TASK REQUIREMENTS →
Report back each line of the records that contains the string "search".

[[ MATERIAL PROVIDED open ]]

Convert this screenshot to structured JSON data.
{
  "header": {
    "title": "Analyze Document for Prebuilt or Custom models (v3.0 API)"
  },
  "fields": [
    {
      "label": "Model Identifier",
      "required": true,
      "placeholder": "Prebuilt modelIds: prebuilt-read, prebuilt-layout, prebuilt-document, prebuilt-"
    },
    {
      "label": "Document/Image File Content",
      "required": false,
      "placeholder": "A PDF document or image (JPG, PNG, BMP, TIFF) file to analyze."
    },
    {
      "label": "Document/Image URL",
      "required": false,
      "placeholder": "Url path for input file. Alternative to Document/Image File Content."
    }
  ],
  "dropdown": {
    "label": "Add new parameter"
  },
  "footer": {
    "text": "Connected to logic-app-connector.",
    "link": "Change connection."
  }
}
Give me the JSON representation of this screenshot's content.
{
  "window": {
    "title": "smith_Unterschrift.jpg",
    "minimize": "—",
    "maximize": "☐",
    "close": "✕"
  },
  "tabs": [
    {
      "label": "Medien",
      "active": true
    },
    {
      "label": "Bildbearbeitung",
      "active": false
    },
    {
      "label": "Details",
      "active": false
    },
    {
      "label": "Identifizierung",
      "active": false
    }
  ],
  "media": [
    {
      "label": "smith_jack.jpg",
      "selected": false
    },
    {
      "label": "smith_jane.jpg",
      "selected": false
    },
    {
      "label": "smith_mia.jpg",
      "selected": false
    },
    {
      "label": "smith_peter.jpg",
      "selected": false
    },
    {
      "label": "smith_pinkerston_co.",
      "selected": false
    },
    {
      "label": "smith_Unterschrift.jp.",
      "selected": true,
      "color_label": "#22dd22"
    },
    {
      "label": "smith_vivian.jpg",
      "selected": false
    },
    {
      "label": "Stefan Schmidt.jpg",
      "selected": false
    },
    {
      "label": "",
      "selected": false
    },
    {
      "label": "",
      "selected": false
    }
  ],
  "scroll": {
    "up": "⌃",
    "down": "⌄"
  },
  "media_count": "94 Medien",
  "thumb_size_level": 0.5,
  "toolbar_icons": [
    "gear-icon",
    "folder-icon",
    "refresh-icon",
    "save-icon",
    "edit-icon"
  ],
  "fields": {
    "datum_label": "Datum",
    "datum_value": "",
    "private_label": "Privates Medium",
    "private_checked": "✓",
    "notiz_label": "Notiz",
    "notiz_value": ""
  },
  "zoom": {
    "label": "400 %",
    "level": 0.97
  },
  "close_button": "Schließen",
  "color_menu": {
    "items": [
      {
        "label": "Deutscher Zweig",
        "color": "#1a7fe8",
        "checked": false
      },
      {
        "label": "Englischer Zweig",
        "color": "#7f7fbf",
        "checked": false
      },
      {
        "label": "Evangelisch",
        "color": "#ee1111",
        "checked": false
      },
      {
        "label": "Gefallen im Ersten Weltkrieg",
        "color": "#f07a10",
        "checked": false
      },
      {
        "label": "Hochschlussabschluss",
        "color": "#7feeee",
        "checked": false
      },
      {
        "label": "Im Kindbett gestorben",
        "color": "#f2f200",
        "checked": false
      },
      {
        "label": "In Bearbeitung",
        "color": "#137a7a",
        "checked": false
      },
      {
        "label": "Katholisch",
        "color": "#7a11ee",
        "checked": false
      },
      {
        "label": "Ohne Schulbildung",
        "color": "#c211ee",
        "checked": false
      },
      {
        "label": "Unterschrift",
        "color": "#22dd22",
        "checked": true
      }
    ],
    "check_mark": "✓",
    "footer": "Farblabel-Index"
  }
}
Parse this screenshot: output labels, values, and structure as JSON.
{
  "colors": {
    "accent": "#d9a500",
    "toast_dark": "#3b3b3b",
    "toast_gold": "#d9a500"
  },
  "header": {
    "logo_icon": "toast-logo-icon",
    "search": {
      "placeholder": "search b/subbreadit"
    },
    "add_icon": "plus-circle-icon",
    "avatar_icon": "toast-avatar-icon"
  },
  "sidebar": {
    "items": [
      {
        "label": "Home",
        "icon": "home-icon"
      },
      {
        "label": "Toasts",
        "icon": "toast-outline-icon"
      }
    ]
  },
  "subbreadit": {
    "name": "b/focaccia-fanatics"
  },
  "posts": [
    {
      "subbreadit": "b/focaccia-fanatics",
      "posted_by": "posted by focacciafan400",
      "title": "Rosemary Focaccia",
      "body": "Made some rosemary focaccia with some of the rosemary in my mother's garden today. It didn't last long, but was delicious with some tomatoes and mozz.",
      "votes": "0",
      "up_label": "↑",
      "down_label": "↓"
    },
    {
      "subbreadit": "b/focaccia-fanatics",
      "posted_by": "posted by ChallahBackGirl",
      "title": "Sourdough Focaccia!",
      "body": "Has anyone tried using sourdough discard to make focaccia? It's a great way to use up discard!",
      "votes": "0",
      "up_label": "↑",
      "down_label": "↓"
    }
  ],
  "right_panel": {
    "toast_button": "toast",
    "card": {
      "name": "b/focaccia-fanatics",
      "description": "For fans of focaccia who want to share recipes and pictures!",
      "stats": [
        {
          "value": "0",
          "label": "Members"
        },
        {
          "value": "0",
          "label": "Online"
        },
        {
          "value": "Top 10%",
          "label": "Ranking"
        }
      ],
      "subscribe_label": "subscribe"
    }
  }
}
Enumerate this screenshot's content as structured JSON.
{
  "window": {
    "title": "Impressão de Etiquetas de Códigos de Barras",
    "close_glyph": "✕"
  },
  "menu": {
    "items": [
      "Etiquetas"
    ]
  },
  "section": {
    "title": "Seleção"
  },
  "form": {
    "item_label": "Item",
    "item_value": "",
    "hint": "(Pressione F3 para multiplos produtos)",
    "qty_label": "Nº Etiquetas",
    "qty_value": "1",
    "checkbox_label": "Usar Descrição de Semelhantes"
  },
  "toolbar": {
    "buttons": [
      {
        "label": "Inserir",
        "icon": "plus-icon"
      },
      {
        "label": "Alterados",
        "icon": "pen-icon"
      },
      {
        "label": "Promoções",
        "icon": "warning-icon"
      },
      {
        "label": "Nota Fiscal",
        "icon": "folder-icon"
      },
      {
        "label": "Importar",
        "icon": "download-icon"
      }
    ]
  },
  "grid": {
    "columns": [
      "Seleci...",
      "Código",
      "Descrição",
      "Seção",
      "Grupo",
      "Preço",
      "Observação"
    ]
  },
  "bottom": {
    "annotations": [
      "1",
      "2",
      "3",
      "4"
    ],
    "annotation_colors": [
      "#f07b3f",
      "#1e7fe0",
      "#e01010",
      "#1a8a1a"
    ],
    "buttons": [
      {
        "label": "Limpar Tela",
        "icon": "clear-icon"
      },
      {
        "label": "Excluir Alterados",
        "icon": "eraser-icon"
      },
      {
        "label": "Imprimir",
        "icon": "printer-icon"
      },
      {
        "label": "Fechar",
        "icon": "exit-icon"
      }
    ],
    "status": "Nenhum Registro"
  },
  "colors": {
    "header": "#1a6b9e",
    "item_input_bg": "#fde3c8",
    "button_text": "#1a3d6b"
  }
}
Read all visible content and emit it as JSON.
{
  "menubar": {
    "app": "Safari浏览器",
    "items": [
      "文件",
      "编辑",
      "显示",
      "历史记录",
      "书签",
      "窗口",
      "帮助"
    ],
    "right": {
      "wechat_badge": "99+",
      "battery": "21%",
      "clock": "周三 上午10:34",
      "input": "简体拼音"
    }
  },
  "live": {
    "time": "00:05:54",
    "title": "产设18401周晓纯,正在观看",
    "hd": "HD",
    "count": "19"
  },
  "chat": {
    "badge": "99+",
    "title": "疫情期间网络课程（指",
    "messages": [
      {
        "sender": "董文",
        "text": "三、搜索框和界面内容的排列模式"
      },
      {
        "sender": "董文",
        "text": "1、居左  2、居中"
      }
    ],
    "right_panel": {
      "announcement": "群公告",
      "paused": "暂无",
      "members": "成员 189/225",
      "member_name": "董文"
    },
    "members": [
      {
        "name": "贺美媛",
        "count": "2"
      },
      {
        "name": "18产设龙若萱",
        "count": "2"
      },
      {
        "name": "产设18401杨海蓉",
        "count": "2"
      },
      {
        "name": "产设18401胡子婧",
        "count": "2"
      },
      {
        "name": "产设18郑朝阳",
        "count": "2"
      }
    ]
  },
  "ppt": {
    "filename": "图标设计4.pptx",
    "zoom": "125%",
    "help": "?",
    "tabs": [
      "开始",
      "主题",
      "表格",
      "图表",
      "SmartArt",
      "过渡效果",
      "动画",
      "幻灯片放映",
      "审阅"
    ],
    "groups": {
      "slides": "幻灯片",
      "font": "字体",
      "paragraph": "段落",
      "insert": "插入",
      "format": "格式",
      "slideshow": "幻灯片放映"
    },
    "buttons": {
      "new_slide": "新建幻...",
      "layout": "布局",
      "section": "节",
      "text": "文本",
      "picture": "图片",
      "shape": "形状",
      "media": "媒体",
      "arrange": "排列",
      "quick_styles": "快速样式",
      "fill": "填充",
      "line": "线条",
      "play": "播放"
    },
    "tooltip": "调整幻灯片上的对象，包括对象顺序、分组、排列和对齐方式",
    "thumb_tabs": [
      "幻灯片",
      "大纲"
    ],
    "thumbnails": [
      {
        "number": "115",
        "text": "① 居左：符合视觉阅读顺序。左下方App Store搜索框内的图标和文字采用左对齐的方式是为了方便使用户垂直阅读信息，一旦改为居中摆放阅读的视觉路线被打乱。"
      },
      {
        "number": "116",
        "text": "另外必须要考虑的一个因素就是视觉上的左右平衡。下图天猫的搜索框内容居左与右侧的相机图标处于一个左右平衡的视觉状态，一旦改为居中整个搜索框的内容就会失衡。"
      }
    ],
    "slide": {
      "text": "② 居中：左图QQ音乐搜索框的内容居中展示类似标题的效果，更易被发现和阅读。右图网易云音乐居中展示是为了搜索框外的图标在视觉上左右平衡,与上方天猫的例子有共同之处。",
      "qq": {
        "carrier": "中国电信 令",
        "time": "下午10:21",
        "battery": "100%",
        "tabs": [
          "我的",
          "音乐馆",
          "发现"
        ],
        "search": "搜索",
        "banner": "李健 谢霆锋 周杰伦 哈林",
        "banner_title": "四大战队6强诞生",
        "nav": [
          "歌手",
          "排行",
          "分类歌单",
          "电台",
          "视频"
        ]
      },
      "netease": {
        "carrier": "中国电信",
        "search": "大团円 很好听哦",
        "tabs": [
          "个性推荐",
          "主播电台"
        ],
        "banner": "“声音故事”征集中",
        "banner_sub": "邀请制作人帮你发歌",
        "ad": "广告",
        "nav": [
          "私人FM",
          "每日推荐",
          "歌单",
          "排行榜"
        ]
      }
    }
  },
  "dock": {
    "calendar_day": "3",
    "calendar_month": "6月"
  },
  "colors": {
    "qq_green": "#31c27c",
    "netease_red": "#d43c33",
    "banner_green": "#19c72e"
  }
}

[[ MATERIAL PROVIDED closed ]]

SOLUTION →
    "search": {
      "placeholder": "search b/subbreadit"
        "search": "搜索",
        "search": "大团円 很好听哦",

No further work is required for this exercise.